Duh! Sometimes I feel as if I've had a lobotomy.

23 February - Fifth chemotherapy cycle

Just back from a hospital appointment in Carlisle to see the doctor prior to commencing my fifth cycle of chemotherapy.

My blood count was "great" and my scan results were "favourable". Such side effects as I have experienced, like feeling tired and weak in my legs, are "normal". Some side effects may disappear once the chemotherapy is over, but those caused by the radiotherapy are more long term, unfortunately.

The doctor seemed pleased with my progress - always a good sign, I think. Without wishing to tempt fate it would appear that so far, at least, I am "beating the bugger." Or rather, we are beating the bugger, because I'm sure that Olga's devoted care and ensuring I eat a healthy diet with lots of fruit and vegetables is helping me fight the cancer. We're in this together.

15 February - Rubber legs

Nothing in how I feel has changed since 4 February, hence no posts. For the record, I'm not experiencing the kind of debilitating dehydrating diarrhoea you get with a stomach upset. Just that things are not back to normal in that area. It's something to mention to the doctor when I next see him at the end of next week.

I'm still walking on rubber legs, too, which seems to be a universal complaint of everyone who has had radiotherapy to the brain. It's a bit worrying. My positive outlook has largely been based on the belief that my present condition is only temporary and that once the treatment is over things can only get better. Olga and I hoped to be able to get away for some trips abroad once my immune system recovers from the chemotherapy but I'd need to be fitter than I feel right now to manage it. When one reads of people whose mobility after radiotherapy slowly deteriorates until they are forced to use a wheelchair it's a bit disheartening.

4 February - Diarrhea

If it's not one thing it's another. A week ago I was concerned about getting constipation. Now it's the opposite. Olga thinks the chemo has killed the good bacteria in my gut. I'm eating a lot of home made live yogurt to try to replenish them.

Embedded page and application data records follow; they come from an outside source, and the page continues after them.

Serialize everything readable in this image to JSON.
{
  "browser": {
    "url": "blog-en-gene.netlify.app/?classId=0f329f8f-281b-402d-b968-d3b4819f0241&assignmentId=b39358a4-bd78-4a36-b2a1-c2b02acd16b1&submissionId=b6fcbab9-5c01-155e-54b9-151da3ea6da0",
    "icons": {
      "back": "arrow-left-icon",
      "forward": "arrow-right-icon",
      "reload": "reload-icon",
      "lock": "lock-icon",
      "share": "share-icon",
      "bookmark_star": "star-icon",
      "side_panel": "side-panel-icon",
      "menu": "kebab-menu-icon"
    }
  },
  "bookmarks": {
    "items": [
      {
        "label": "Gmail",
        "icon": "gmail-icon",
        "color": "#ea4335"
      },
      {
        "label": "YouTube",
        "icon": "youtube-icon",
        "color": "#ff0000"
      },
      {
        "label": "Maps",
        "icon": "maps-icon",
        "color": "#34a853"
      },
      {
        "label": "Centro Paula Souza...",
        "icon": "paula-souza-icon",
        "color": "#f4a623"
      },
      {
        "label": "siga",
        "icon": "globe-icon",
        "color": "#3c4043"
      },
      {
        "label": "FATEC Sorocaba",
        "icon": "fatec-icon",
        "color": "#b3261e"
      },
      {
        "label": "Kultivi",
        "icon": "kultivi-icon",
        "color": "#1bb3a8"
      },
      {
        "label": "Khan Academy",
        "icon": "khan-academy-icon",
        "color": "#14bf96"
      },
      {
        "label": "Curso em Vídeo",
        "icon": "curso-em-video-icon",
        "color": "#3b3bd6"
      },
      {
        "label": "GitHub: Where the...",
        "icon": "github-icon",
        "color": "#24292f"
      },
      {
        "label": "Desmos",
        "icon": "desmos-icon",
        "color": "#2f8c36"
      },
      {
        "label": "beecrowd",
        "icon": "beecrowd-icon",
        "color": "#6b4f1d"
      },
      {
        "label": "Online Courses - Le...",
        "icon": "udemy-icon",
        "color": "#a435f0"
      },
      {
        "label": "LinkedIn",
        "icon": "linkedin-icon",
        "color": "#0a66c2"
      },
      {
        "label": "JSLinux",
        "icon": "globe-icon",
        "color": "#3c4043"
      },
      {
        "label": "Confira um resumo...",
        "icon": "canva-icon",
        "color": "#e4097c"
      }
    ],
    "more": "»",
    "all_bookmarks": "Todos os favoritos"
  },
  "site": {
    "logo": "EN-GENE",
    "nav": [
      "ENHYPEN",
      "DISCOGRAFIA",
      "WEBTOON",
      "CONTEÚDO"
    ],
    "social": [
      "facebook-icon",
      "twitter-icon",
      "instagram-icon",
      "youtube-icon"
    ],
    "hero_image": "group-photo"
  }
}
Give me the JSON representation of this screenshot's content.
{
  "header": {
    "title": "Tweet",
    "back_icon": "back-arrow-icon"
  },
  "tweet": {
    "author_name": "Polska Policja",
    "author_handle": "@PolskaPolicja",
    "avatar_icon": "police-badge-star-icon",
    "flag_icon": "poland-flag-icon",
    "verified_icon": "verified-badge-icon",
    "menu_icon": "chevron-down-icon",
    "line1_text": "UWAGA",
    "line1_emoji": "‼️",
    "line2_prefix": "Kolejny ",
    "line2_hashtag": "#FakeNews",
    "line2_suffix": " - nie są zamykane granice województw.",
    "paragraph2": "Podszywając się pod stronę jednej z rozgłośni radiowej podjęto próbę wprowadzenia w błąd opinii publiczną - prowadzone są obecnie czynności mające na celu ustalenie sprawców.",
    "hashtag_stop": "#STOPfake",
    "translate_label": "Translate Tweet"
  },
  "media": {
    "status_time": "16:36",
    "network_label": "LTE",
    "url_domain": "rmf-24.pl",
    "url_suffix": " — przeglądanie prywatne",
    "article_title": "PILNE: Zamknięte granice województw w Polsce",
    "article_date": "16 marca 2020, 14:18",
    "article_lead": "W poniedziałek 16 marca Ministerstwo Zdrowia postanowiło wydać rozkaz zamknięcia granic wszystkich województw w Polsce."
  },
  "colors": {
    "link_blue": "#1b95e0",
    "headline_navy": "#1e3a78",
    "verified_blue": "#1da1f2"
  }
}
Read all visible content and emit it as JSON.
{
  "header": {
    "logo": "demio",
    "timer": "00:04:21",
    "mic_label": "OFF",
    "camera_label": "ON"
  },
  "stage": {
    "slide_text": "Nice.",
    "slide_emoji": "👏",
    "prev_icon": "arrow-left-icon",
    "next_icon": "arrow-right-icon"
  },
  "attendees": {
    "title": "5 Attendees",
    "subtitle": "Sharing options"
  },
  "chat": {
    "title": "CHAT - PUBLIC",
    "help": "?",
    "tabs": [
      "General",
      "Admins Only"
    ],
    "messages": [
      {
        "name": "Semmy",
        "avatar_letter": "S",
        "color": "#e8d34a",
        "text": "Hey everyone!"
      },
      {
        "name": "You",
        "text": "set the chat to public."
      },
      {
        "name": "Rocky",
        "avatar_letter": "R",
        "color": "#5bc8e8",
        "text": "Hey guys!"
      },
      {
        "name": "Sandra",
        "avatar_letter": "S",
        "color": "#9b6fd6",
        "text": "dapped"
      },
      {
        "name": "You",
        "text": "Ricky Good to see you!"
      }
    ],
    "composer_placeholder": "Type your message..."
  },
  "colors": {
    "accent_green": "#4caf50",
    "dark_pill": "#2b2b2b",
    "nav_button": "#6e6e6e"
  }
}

No snow here so I'm still able to get out and about. I do wish my legs didn't feel quite so wobbly though. Olga and I walked into town today to visit the farmer's market and get a few things from Sainsbury's. I felt I needed to sit down in Sainsbury's while Olga went round the shop. I hope my fitness level will improve after the chemo is over.